Brief: Only text is carried over. Reproduce the entries below exactly.

Records for the exercise:
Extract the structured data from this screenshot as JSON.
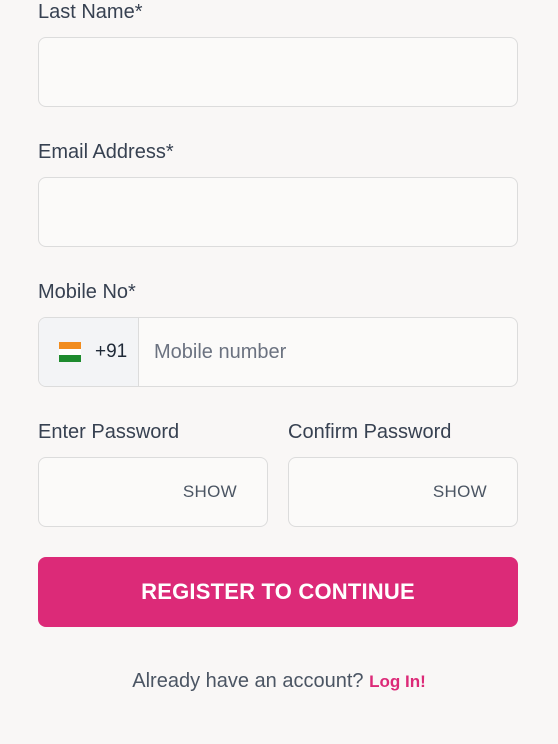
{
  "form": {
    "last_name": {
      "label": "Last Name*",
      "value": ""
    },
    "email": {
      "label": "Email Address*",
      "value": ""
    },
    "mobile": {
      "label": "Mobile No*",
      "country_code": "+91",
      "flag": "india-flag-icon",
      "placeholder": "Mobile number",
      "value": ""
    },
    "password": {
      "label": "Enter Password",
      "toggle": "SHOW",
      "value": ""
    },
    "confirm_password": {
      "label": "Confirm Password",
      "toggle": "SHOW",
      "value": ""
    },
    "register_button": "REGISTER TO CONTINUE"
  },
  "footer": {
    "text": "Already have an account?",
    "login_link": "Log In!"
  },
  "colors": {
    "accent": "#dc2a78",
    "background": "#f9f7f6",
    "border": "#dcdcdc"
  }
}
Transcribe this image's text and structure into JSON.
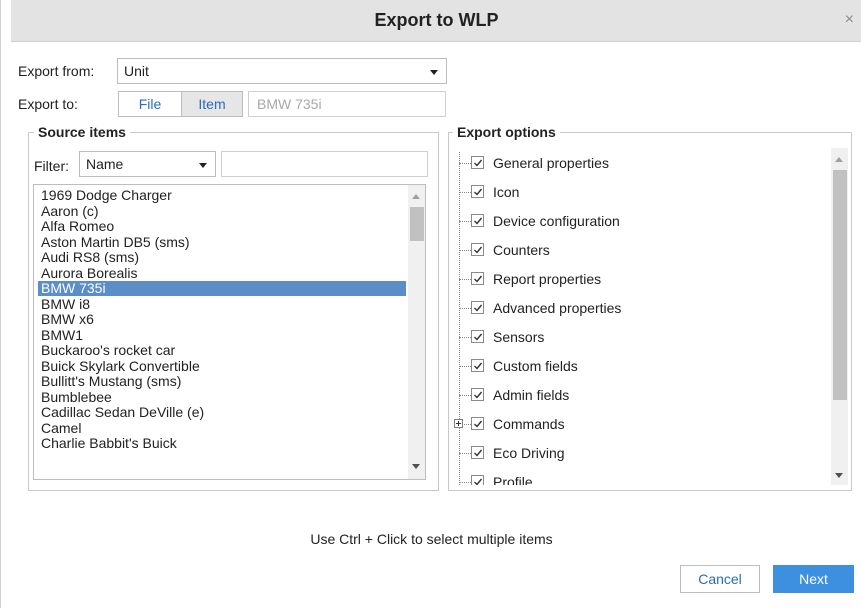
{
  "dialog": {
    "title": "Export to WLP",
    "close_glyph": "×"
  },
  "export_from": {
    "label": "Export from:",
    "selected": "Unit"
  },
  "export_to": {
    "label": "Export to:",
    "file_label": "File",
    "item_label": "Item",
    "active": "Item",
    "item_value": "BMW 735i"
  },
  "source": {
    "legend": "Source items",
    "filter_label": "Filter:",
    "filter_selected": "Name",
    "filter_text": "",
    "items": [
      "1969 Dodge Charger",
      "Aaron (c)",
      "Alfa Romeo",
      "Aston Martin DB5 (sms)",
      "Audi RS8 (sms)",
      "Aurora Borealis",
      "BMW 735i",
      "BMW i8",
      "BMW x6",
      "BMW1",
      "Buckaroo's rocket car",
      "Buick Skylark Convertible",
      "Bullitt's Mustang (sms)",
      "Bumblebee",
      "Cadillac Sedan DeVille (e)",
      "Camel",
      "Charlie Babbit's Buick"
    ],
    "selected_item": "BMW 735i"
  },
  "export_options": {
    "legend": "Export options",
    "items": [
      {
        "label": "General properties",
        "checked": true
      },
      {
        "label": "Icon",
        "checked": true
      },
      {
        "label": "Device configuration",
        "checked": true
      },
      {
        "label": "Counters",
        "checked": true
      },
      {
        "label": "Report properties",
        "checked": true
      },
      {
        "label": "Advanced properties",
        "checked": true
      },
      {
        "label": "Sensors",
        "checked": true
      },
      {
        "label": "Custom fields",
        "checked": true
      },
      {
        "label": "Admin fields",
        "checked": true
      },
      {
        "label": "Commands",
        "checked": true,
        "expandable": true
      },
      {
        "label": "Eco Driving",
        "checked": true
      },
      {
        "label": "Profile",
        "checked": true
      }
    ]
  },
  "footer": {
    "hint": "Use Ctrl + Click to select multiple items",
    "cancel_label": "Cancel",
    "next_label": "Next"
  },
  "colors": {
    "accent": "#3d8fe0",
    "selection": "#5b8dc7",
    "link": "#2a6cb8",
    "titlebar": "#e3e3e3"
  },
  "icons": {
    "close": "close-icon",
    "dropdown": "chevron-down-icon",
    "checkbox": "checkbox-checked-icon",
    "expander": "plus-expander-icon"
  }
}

Your solution:
Extract the structured data from this screenshot as JSON.
{
  "form": {
    "last_name": {
      "label": "Last Name*",
      "value": ""
    },
    "email": {
      "label": "Email Address*",
      "value": ""
    },
    "mobile": {
      "label": "Mobile No*",
      "country_code": "+91",
      "flag": "india-flag-icon",
      "placeholder": "Mobile number",
      "value": ""
    },
    "password": {
      "label": "Enter Password",
      "toggle": "SHOW",
      "value": ""
    },
    "confirm_password": {
      "label": "Confirm Password",
      "toggle": "SHOW",
      "value": ""
    },
    "register_button": "REGISTER TO CONTINUE"
  },
  "footer": {
    "text": "Already have an account?",
    "login_link": "Log In!"
  },
  "colors": {
    "accent": "#dc2a78",
    "background": "#f9f7f6",
    "border": "#dcdcdc"
  }
}
Transcribe this image's text and structure into JSON.
{
  "dialog": {
    "title": "Export to WLP",
    "close_glyph": "×"
  },
  "export_from": {
    "label": "Export from:",
    "selected": "Unit"
  },
  "export_to": {
    "label": "Export to:",
    "file_label": "File",
    "item_label": "Item",
    "active": "Item",
    "item_value": "BMW 735i"
  },
  "source": {
    "legend": "Source items",
    "filter_label": "Filter:",
    "filter_selected": "Name",
    "filter_text": "",
    "items": [
      "1969 Dodge Charger",
      "Aaron (c)",
      "Alfa Romeo",
      "Aston Martin DB5 (sms)",
      "Audi RS8 (sms)",
      "Aurora Borealis",
      "BMW 735i",
      "BMW i8",
      "BMW x6",
      "BMW1",
      "Buckaroo's rocket car",
      "Buick Skylark Convertible",
      "Bullitt's Mustang (sms)",
      "Bumblebee",
      "Cadillac Sedan DeVille (e)",
      "Camel",
      "Charlie Babbit's Buick"
    ],
    "selected_item": "BMW 735i"
  },
  "export_options": {
    "legend": "Export options",
    "items": [
      {
        "label": "General properties",
        "checked": true
      },
      {
        "label": "Icon",
        "checked": true
      },
      {
        "label": "Device configuration",
        "checked": true
      },
      {
        "label": "Counters",
        "checked": true
      },
      {
        "label": "Report properties",
        "checked": true
      },
      {
        "label": "Advanced properties",
        "checked": true
      },
      {
        "label": "Sensors",
        "checked": true
      },
      {
        "label": "Custom fields",
        "checked": true
      },
      {
        "label": "Admin fields",
        "checked": true
      },
      {
        "label": "Commands",
        "checked": true,
        "expandable": true
      },
      {
        "label": "Eco Driving",
        "checked": true
      },
      {
        "label": "Profile",
        "checked": true
      }
    ]
  },
  "footer": {
    "hint": "Use Ctrl + Click to select multiple items",
    "cancel_label": "Cancel",
    "next_label": "Next"
  },
  "colors": {
    "accent": "#3d8fe0",
    "selection": "#5b8dc7",
    "link": "#2a6cb8",
    "titlebar": "#e3e3e3"
  },
  "icons": {
    "close": "close-icon",
    "dropdown": "chevron-down-icon",
    "checkbox": "checkbox-checked-icon",
    "expander": "plus-expander-icon"
  }
}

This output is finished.